- **BRIEF**
Leaving out every picture, output the records below exactly as they are.

- **DATA EXCERPTS**
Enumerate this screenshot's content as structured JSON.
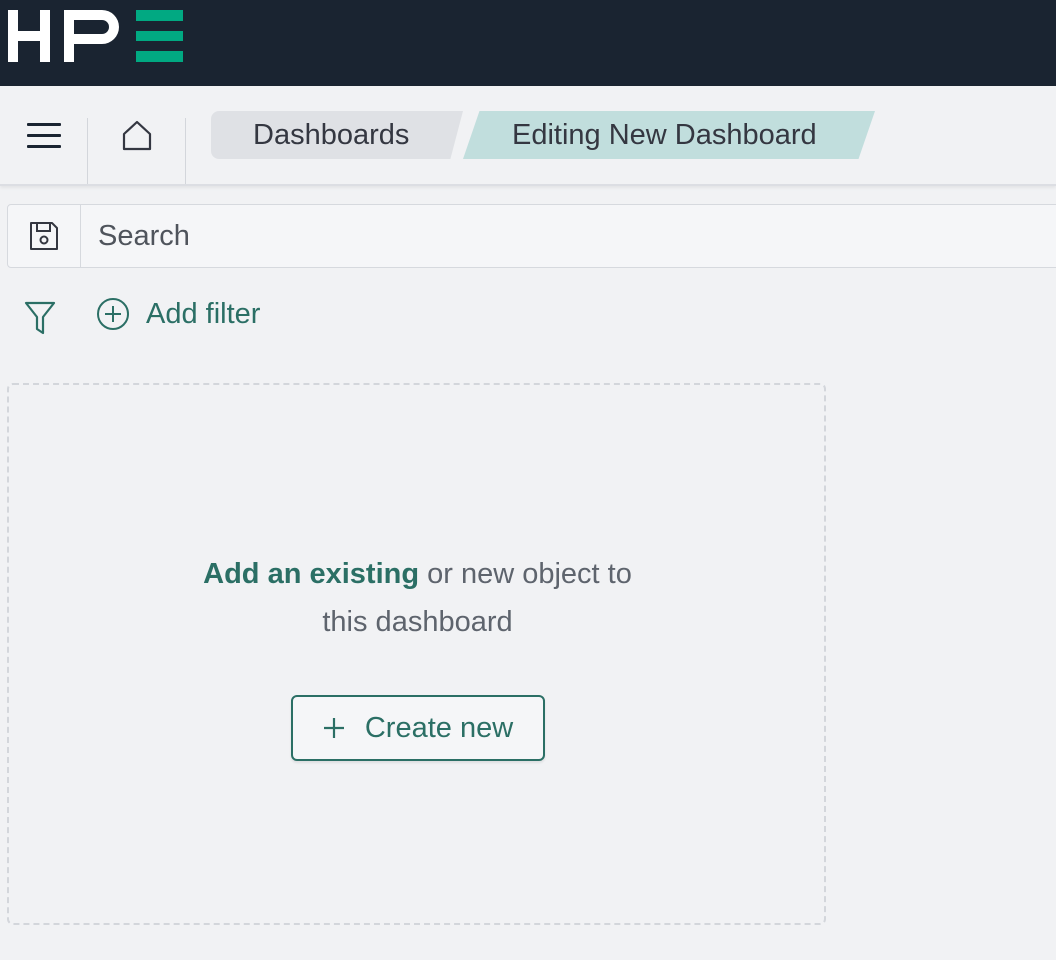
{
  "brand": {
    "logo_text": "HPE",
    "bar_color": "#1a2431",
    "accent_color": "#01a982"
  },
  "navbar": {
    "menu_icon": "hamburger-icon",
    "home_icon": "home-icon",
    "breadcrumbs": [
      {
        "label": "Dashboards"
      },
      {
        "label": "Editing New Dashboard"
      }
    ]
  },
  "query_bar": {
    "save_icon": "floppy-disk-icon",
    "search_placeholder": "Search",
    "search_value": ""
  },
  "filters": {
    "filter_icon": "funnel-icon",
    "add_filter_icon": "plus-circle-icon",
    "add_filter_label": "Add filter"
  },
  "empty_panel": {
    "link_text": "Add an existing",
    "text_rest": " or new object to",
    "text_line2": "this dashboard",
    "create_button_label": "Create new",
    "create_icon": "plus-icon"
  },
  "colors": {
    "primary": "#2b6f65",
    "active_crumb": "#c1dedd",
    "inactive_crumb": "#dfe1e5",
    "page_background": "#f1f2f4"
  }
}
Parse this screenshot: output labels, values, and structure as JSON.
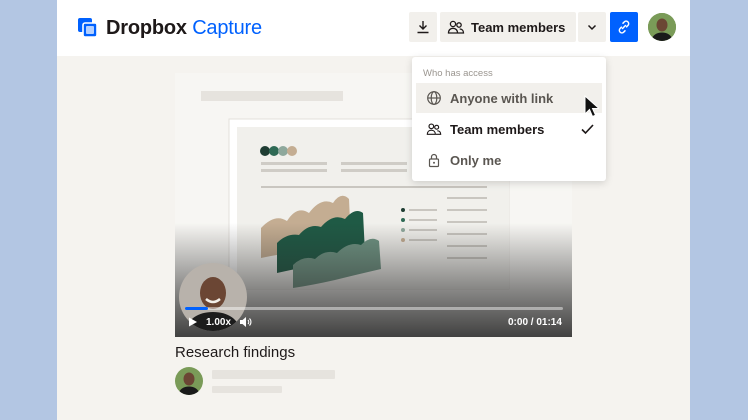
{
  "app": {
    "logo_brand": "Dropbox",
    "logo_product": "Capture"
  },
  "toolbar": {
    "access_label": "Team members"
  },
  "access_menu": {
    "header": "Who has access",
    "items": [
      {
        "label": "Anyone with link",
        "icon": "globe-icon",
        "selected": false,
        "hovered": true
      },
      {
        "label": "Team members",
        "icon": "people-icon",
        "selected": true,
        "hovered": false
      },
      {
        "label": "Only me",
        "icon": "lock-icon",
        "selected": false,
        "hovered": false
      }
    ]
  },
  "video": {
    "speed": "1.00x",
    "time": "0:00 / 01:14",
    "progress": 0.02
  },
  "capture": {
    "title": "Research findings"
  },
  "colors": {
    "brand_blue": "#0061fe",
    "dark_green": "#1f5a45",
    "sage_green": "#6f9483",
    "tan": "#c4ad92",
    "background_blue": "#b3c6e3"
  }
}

- **RESULT OF THIS TASK**
Enumerate this screenshot's content as structured JSON.
{
  "brand": {
    "logo_text": "HPE",
    "bar_color": "#1a2431",
    "accent_color": "#01a982"
  },
  "navbar": {
    "menu_icon": "hamburger-icon",
    "home_icon": "home-icon",
    "breadcrumbs": [
      {
        "label": "Dashboards"
      },
      {
        "label": "Editing New Dashboard"
      }
    ]
  },
  "query_bar": {
    "save_icon": "floppy-disk-icon",
    "search_placeholder": "Search",
    "search_value": ""
  },
  "filters": {
    "filter_icon": "funnel-icon",
    "add_filter_icon": "plus-circle-icon",
    "add_filter_label": "Add filter"
  },
  "empty_panel": {
    "link_text": "Add an existing",
    "text_rest": " or new object to",
    "text_line2": "this dashboard",
    "create_button_label": "Create new",
    "create_icon": "plus-icon"
  },
  "colors": {
    "primary": "#2b6f65",
    "active_crumb": "#c1dedd",
    "inactive_crumb": "#dfe1e5",
    "page_background": "#f1f2f4"
  }
}
Parse this screenshot: output labels, values, and structure as JSON.
{
  "app": {
    "logo_brand": "Dropbox",
    "logo_product": "Capture"
  },
  "toolbar": {
    "access_label": "Team members"
  },
  "access_menu": {
    "header": "Who has access",
    "items": [
      {
        "label": "Anyone with link",
        "icon": "globe-icon",
        "selected": false,
        "hovered": true
      },
      {
        "label": "Team members",
        "icon": "people-icon",
        "selected": true,
        "hovered": false
      },
      {
        "label": "Only me",
        "icon": "lock-icon",
        "selected": false,
        "hovered": false
      }
    ]
  },
  "video": {
    "speed": "1.00x",
    "time": "0:00 / 01:14",
    "progress": 0.02
  },
  "capture": {
    "title": "Research findings"
  },
  "colors": {
    "brand_blue": "#0061fe",
    "dark_green": "#1f5a45",
    "sage_green": "#6f9483",
    "tan": "#c4ad92",
    "background_blue": "#b3c6e3"
  }
}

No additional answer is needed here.